The Daily Texan limited our research on cheating in music to the top 100 singles of 2012. All statistical findings are based on that data.

Of the 16 rap songs that fall among the top 100, eight of them are about cheating. Those songs are all sung from the male perspective.

The men of 2012 rap music were big proponents of cheating. As 2 Chainz so eloquently states in his Top 100 song “No Lie,” the “Thug life” involves having “one wife, a mistress and a girlfriend.” 

Drake, the pretty boy of the rap industry, showed off a more sensitive side in his song “Take Care.” The song was a collaboration with Rihanna and charted at No. 23, but was also the only cheating-oriented rap song where the man was the victim. 

The other seven cheating-themed rap songs are all focused on the apparent glamour of cheating, as if it is a status symbol or a badge of honor that all of the boys of rap long to pin on their flat-billed baseball caps. 

Even outside of rap, the females of the music industry stayed relatively silent about their relationship exploits and experiences. 

When women do channel their cheating struggles into songs, they typically sing about being the victim of relationship dishonesty.

None of the cheating-related songs released in 2012 were sung by females, so our research was focused on the country music genre.

Underwood sings about teaching her ex-partner a lesson and getting retribution by vandalizing his car. Taylor Swift releases the heartache she experienced with one of her celebrity boyfriends who strayed in her song “Should’ve Said No.” Shania Twain questions her wandering partner in the song “Whose Bed Have Your Boots Been Under.”

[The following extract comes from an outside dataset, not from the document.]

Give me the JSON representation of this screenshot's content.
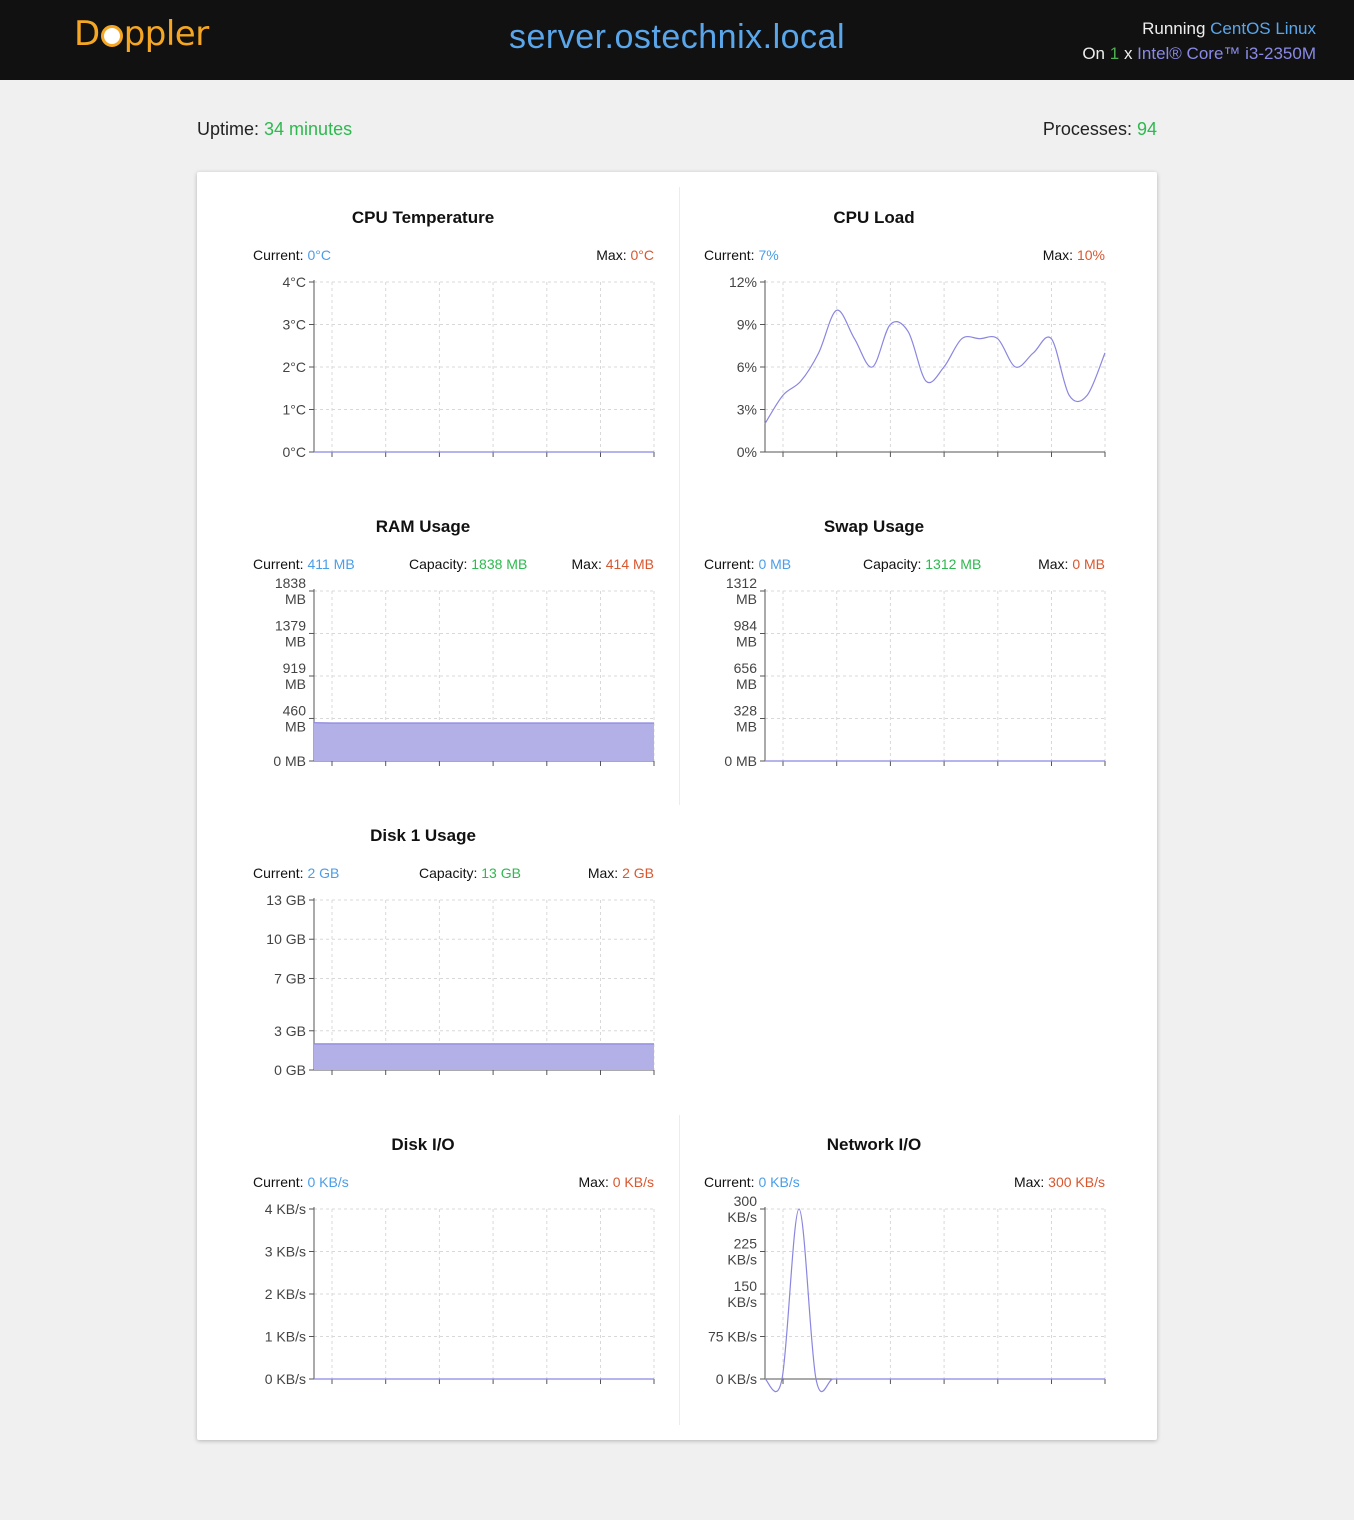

All of these cheated ladies come from the genre of country, which is a genre that typically harbors empowered female singers. The lifestyle of a stereotypical country star is starkly different from the lifestyle of the stereotypical rapper, which could also be a factor in the different approach to dishonesty.

Aside from the few female rappers such as Nicki Minaj and Ciara, rap is usually a male-dominated genre. This, combined with the infamous rapper lifestyle, makes it unlikely to find a rap song where the man is portrayed as the victim. 

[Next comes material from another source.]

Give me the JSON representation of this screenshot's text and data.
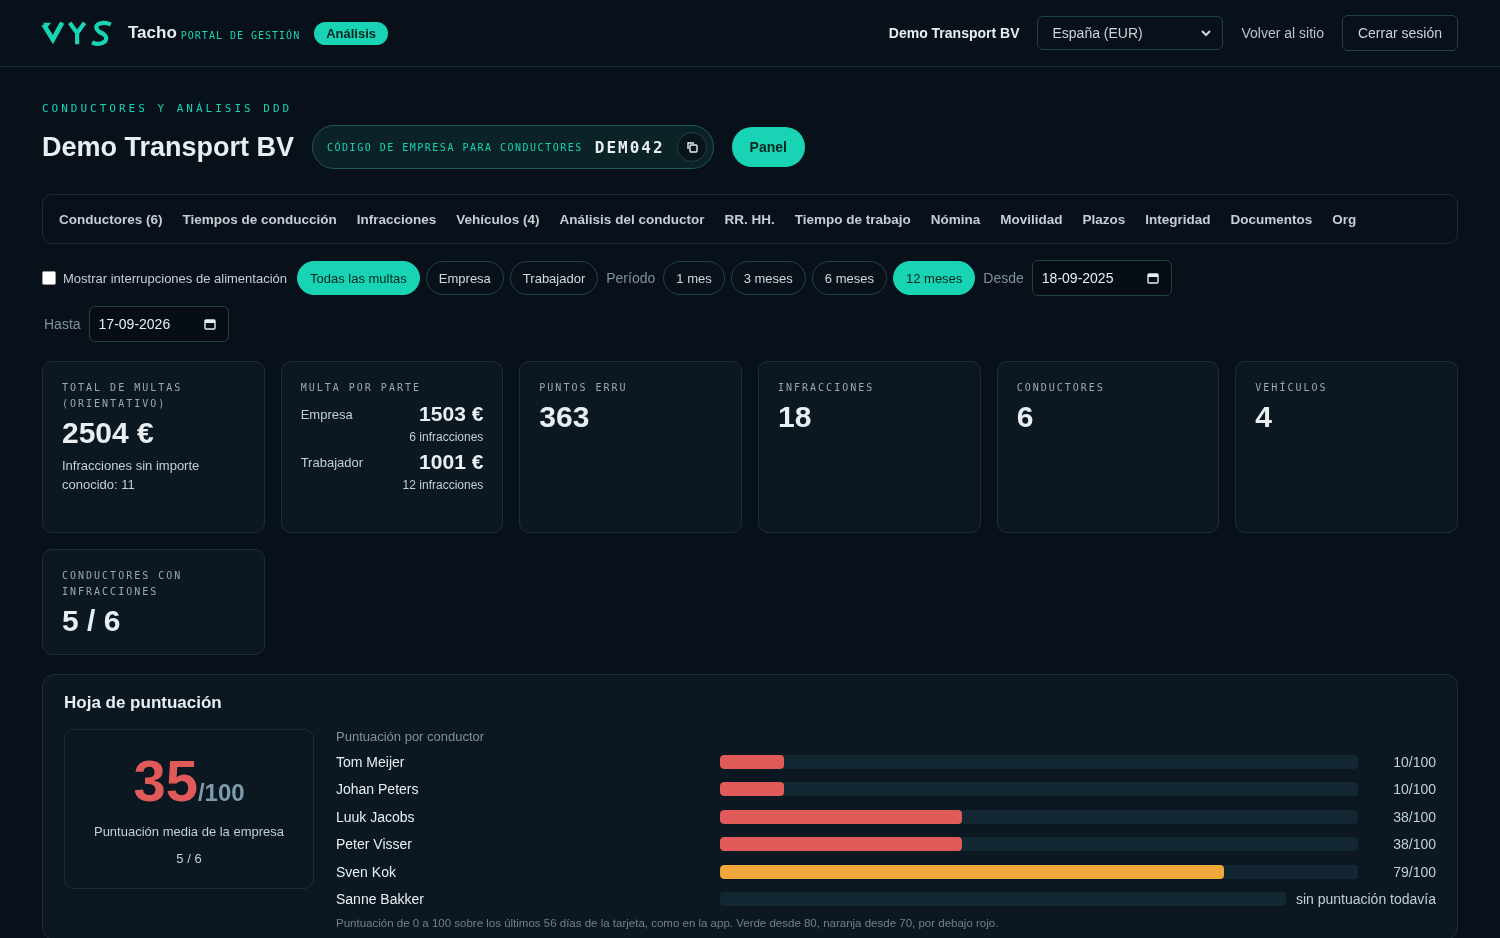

Instead, the top-charting rap songs allude to a lifestyle of “thirsty women” and “stealing bitches.” They can be heard blaring through club speakers and providing a sound track to high school proms nationwide.

Meanwhile, there is a woman in a nameless, dimly lit bar drunkenly singing “Before He Cheats” for karaoke night.

Click the image below to check out Daily Texan Life and Art's full breakdown of what the Top 100 Songs say or don't say about cheating.